## Requirement
From the first line to the last, print the material exactly, skipping the pictures.
==*==
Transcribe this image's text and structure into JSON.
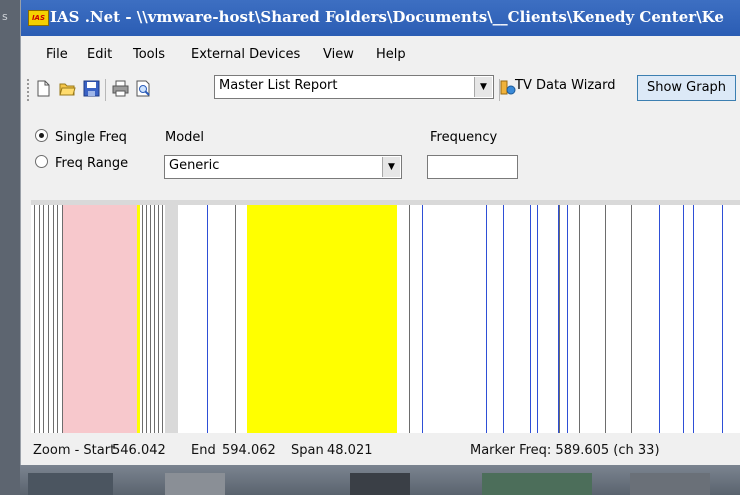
{
  "window": {
    "title": "IAS .Net - \\\\vmware-host\\Shared Folders\\Documents\\__Clients\\Kenedy Center\\Ke",
    "app_icon_label": "IAS",
    "left_edge_char": "s"
  },
  "menu": {
    "items": [
      "File",
      "Edit",
      "Tools",
      "External Devices",
      "View",
      "Help"
    ]
  },
  "toolbar": {
    "icons": [
      "new-file-icon",
      "open-folder-icon",
      "save-icon",
      "print-icon",
      "print-preview-icon"
    ],
    "report_select": "Master List Report",
    "wizard_label": "TV Data Wizard",
    "show_graph_label": "Show Graph"
  },
  "controls": {
    "mode_single": "Single Freq",
    "mode_range": "Freq Range",
    "mode_selected": "single",
    "model_label": "Model",
    "model_value": "Generic",
    "frequency_label": "Frequency",
    "frequency_value": ""
  },
  "graph": {
    "colors": {
      "overview_bg": "#ffffff",
      "overview_band": "#f7c8cc",
      "highlight": "#ffff00",
      "marker_line": "#2e4fd6",
      "neutral_line": "#6d6d6d"
    }
  },
  "status": {
    "zoom_start_label": "Zoom - Start",
    "zoom_start": "546.042",
    "end_label": "End",
    "end": "594.062",
    "span_label": "Span",
    "span": "48.021",
    "marker_text": "Marker Freq: 589.605 (ch 33)"
  }
}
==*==
## Exercise result
Transcribe this image's text and structure into JSON.
{
  "window": {
    "title": "IAS .Net - \\\\vmware-host\\Shared Folders\\Documents\\__Clients\\Kenedy Center\\Ke",
    "app_icon_label": "IAS",
    "left_edge_char": "s"
  },
  "menu": {
    "items": [
      "File",
      "Edit",
      "Tools",
      "External Devices",
      "View",
      "Help"
    ]
  },
  "toolbar": {
    "icons": [
      "new-file-icon",
      "open-folder-icon",
      "save-icon",
      "print-icon",
      "print-preview-icon"
    ],
    "report_select": "Master List Report",
    "wizard_label": "TV Data Wizard",
    "show_graph_label": "Show Graph"
  },
  "controls": {
    "mode_single": "Single Freq",
    "mode_range": "Freq Range",
    "mode_selected": "single",
    "model_label": "Model",
    "model_value": "Generic",
    "frequency_label": "Frequency",
    "frequency_value": ""
  },
  "graph": {
    "colors": {
      "overview_bg": "#ffffff",
      "overview_band": "#f7c8cc",
      "highlight": "#ffff00",
      "marker_line": "#2e4fd6",
      "neutral_line": "#6d6d6d"
    }
  },
  "status": {
    "zoom_start_label": "Zoom - Start",
    "zoom_start": "546.042",
    "end_label": "End",
    "end": "594.062",
    "span_label": "Span",
    "span": "48.021",
    "marker_text": "Marker Freq: 589.605 (ch 33)"
  }
}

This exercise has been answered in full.